From Tonga to Cape Verde, Mexico City to Alaska, Jakarta to London, people living with the impacts of climate change every day will tell their story. You can experience as much as you like without even leaving your home. Click here to find the location — or locations — where you would like to watch a presentation. Due to logistical considerations, three of the presentations will be broadcast remotely from New York — Tonga, the Solomon Islands and French Polynesia — but will include local footage and information. All other presentations will be filmed on location around the world. In Australia, people will congregate in each State and Territory to watch the Australian element of the event unfold. Click the link below to find out more about the event, and how you can hold your own viewing party or join another.
Posted in Events by bencampbell on August 25th, 2011
|4 September , 2011|
|1:00 pm||to||4:00 pm|
Award winning photographer Rodney Dekker travelled with Oxfam to the Pacific Islands nations of Tuvalu and Kiribati, recording images and interviews with people whose daily lives and livelihoods are being affected by climate change. This striking series of images shows aspects of daily life and culture, the impact of rising sea levels on local food crops and fresh water supplies and how people are adapting to climate change. The photos also tell of a spirit of determination and innovation as they prepare for their futures.

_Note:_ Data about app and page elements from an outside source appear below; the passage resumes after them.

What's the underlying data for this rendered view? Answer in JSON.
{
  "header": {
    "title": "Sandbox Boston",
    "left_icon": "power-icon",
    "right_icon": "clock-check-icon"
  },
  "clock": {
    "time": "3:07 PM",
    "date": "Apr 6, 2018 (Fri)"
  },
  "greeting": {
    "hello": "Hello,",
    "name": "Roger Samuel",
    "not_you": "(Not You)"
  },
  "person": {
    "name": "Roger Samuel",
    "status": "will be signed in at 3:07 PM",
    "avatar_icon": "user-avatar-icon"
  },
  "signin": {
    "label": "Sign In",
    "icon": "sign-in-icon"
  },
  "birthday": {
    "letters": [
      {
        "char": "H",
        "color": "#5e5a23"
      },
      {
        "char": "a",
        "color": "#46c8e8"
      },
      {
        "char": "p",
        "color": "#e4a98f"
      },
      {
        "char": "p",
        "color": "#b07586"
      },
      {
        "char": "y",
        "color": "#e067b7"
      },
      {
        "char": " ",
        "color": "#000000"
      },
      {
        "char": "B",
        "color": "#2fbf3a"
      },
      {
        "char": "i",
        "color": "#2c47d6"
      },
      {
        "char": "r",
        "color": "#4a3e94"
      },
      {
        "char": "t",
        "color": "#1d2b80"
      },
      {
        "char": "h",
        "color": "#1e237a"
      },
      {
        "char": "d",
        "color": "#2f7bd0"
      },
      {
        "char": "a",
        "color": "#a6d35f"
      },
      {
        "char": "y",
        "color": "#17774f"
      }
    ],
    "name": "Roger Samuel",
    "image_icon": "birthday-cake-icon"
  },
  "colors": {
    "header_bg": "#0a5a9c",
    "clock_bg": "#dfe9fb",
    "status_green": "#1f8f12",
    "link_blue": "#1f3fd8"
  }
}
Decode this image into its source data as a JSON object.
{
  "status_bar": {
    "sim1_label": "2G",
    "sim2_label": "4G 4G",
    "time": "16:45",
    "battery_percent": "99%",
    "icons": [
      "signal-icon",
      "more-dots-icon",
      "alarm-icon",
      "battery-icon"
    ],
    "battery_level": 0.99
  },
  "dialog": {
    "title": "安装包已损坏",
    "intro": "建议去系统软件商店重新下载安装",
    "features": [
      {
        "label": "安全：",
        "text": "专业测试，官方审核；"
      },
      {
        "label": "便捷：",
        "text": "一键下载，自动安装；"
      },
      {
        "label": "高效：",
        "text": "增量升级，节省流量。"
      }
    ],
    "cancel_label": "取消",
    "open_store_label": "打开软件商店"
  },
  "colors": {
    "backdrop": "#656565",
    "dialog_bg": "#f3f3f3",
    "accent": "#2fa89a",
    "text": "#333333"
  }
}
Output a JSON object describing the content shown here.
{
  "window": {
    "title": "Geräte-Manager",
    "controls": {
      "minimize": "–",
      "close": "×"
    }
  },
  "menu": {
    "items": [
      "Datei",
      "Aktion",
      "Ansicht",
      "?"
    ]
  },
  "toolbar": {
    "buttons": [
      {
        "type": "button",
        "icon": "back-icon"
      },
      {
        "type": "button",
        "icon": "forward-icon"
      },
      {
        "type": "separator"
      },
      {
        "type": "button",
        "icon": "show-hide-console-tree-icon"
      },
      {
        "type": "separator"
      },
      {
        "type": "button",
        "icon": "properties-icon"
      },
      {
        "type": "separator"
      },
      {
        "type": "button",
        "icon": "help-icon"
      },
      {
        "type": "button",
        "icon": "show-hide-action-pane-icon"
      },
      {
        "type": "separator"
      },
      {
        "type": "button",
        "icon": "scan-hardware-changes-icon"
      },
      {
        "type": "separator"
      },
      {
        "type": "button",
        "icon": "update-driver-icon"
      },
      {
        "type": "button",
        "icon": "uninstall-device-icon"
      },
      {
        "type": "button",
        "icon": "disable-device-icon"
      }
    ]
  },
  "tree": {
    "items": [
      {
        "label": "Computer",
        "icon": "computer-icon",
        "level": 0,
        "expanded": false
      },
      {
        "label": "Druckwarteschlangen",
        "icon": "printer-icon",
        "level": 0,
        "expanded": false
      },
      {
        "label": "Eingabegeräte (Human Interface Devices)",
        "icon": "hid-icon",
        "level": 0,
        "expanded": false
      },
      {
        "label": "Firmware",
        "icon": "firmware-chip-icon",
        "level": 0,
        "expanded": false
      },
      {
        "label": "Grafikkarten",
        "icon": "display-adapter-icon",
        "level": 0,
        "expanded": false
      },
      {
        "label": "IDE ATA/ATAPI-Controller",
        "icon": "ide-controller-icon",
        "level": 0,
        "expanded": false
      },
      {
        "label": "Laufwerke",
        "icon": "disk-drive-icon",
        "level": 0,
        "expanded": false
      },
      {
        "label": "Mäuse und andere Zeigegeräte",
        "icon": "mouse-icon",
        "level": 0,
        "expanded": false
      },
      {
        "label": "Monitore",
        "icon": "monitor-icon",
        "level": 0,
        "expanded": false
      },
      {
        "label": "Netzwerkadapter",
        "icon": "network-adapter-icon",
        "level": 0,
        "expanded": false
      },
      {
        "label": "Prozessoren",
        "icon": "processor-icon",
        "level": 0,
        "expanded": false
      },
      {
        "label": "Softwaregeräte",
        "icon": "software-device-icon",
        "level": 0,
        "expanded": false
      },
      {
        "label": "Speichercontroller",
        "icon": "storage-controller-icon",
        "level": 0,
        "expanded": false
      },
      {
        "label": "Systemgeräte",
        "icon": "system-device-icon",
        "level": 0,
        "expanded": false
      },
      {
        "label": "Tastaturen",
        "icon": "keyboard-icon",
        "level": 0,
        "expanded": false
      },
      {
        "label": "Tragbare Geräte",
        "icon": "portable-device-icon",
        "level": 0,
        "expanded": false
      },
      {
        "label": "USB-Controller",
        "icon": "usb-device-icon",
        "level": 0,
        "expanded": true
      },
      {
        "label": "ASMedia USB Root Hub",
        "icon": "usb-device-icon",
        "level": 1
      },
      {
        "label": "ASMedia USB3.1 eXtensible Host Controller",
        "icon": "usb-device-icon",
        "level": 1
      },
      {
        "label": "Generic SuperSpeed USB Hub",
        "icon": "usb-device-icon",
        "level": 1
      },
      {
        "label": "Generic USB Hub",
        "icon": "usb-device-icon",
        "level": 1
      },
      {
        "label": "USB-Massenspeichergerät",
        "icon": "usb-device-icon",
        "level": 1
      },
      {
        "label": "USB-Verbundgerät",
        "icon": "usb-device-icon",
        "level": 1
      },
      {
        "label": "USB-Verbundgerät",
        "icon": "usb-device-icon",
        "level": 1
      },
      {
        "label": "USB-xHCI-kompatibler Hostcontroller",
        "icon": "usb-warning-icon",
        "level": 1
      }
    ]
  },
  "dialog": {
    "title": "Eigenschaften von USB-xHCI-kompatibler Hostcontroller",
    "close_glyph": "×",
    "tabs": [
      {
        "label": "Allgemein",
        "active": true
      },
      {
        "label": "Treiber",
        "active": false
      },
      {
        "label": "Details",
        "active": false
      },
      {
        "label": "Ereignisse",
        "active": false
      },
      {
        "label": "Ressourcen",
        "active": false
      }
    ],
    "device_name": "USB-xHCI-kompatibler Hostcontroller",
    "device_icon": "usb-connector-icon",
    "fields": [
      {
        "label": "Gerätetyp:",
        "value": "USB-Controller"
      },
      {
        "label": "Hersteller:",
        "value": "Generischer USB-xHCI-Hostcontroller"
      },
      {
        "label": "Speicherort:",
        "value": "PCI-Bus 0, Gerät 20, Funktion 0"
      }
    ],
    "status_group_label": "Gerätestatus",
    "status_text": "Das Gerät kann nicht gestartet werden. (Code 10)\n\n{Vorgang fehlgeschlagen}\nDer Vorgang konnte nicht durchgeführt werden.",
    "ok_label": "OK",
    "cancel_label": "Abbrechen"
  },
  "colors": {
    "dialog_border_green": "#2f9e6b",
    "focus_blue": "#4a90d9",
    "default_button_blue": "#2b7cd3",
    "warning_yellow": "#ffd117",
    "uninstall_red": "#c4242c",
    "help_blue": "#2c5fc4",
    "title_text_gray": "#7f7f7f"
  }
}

Additional to the photographs, we will be exhibiting climate change related art created by local artists. There will also be live music and finger food at the event. The exhibition will be officially launched by Federal Member for Kooyong, Josh Frydenberg. Following the launch event, Land is Life will be held at Kew Library from Monday 5th September to Wednesday 5th October.
You can preview some of the photographs here: http://www.oxfam.org.au/act/events/land-is-life
Date: Sunday 4th September 2011
Time: 1.00pm to 4.00pm
Location: QPO, 186 High Street, Kew
RSVP: By Monday 31st August to Ben Campbell – benc
@oxfam.org.au or 0416 305 004
Posted in Events by TransitionTownPortPhillip on August 19th, 2011
|12 September , 2011|
|8:00 pm||to||10:00 pm|
Will you survive the transition of human industrial civilization happening now due to peak oil and climate change? Can you see the forest for the trees, the earth for the dream, the universe for the seed?
Join us Monday 12 September @ 7.30pm for 8pm screening of “ANIMA MUNDI”, a new & innovative Aussie documentary about Permaculture, Peak Oil, Climate Change & the Soul of the World. with guest speakers, Filmmaker Peter Charles Downey & Integrative Medicine expert, Dr Mark O’Meadhra
SLOWdown restaurant cafe bar, 56 Acland Street, St Kilda (opp McDonalds)
Tickets $10 online or $11 on the door (subject to availability). Includes locally sourced produce nibblies & glass of wine. Sustainable pre-screening menu available beforehand.
Proudly presented in partnership with SLOWdown eco-friendly cafe bar & Transition Town Port Phillip, supported by Port Phillip Urban Fresh Food Network & Veg Out Community Gardens.